In a true P2P system, any one of the peers within the network could act as a cloud (intermediary) for other peers. Within a hybrid system, such as Groove, the system itself might provide these types of intermediary services.

As for firewall issues, most P2P tools can work from within firewalls, or be made to work within firewalls.

Dave, an interesting definition – but I don’t necessarily see it within a truly distributed system. What’s your context for the term? That would help.

More on Zeldman rant

There’s been confusion about why I reacted so strongly to Zeldman’s posting, earlier in the day. Copied from an email I just to a friend:

Zeldman sees only wrong within the Internet. The industry is stupid. Content created without web writers is bad. He seems incapable of seeing the wonder that surrounds him, and that touches him in his everyday interaction.

Case in point – metadata has nothing to do with websites being visited or not. Not really. It’s all about how to generate buzz. We know this from weblogging; it’s all a game. None of us uses meta-data to connect via weblogging. In fact, we’re seeing the beginning instances of a truly semantic web through the human element contained in weblogging — and all Zeldman “sees” is that too many sites aren’t accessible.

I agree with him that web writers aren’t valued as highly as they should; I disagree with the assumption that only web writers can create good content.

It’s elitism and I’ve been fighting this on the internet since day 1. Zeldman is an elitist. If he’s talking about hiring firms, I’m not seeing this from his post. Perhaps the viewpoint is based on our different perspectives of Zeldman.

Red Hat and AOL

At first I thought the reports of Red Hat and AOL in discussions were a joke. However, I found out otherwise.

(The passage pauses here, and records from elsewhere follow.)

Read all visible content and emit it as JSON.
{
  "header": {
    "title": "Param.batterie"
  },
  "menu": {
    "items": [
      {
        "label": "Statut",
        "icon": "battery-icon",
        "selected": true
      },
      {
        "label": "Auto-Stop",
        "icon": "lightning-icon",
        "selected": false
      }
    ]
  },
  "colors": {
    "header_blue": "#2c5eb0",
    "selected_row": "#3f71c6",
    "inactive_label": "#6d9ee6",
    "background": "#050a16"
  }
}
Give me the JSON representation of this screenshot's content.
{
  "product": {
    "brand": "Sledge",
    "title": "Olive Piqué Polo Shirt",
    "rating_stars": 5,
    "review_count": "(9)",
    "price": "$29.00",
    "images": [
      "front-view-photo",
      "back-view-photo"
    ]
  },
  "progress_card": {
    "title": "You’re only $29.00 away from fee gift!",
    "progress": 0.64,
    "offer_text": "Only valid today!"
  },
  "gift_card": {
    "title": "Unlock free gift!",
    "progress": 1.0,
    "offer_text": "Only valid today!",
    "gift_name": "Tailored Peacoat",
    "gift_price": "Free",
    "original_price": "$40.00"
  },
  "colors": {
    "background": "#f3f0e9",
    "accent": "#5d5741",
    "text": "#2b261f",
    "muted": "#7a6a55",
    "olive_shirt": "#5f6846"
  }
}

I like my friend Andy’s view of the possibility at O’Reilly – chances are this is going to be a mix that won’t favor either open source or technical innovation. AOL may be business savvy (and known to be rather ruthless in this respect), but the company is also a technology killer.

John Robb thinks that AOL should package and distribute Radio as an alternative to .NET. John, apples and oranges. Radio ain’t .NET. And remember what I said about AOL being a technology killer. Radio is Userland’s baby – you sure you want to hand it over to the really, really big BigCo Suits? What’s the price of success?

Two monopolies are not better than one. A world with AOL and Microsoft sharing dominion is no better than Microsoft having dominion alone.